▶ TASK GOAL:
From the records, return each line that has the word "Shape" in it.

▶ EXERCISE DATA:

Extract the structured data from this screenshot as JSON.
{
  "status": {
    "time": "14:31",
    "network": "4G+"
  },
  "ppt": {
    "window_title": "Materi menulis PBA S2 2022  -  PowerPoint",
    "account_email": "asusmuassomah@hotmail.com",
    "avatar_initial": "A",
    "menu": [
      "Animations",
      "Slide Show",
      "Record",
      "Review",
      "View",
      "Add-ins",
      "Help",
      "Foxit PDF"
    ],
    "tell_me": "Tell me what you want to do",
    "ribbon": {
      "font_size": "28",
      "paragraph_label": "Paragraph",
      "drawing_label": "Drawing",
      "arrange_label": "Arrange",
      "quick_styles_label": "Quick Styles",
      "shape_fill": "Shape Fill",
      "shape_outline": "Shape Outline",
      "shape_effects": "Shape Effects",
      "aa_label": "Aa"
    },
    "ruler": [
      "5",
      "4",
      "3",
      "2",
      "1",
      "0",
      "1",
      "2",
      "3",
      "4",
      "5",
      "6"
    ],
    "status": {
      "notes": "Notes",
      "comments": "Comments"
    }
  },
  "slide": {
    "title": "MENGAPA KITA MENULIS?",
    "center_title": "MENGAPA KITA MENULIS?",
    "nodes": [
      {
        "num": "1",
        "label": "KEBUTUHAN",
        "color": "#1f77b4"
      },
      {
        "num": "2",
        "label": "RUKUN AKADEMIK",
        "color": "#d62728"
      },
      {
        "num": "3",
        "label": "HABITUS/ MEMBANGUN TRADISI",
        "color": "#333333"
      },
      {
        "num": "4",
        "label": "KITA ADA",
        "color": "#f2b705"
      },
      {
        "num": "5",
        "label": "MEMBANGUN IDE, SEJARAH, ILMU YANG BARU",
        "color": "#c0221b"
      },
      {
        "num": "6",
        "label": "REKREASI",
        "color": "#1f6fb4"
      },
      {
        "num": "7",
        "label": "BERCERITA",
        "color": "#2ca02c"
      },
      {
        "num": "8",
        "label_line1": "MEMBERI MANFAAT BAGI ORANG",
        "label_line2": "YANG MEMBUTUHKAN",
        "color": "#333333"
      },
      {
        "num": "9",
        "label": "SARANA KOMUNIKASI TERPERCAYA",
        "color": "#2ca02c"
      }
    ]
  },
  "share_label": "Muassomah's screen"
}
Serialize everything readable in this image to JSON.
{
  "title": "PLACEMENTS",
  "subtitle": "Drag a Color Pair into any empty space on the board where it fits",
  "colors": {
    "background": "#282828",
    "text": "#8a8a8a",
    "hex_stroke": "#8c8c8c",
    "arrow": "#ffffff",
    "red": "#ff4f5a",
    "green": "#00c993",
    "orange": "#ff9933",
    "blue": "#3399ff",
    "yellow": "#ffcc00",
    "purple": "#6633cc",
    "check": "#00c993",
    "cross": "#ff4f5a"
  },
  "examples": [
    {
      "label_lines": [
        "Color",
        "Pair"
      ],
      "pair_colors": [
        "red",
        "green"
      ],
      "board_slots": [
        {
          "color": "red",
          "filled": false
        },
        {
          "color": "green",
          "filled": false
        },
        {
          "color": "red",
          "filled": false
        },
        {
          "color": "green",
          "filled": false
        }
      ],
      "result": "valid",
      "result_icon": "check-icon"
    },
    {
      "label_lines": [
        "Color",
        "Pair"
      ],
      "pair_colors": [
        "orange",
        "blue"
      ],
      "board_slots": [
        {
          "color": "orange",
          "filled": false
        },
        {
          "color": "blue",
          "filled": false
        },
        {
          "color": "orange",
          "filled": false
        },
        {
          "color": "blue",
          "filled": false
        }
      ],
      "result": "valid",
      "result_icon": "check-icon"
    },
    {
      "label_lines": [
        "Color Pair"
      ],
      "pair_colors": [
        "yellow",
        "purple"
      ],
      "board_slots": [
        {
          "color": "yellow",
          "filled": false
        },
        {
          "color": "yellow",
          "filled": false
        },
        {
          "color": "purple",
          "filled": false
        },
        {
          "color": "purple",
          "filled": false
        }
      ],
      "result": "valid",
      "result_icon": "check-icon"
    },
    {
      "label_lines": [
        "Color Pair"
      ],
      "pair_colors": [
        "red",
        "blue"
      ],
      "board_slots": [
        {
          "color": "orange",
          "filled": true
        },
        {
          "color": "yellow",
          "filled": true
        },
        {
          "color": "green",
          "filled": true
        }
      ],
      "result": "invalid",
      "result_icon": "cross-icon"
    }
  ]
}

▶ TASK ANSWER:
      "shape_fill": "Shape Fill",
      "shape_outline": "Shape Outline",
      "shape_effects": "Shape Effects",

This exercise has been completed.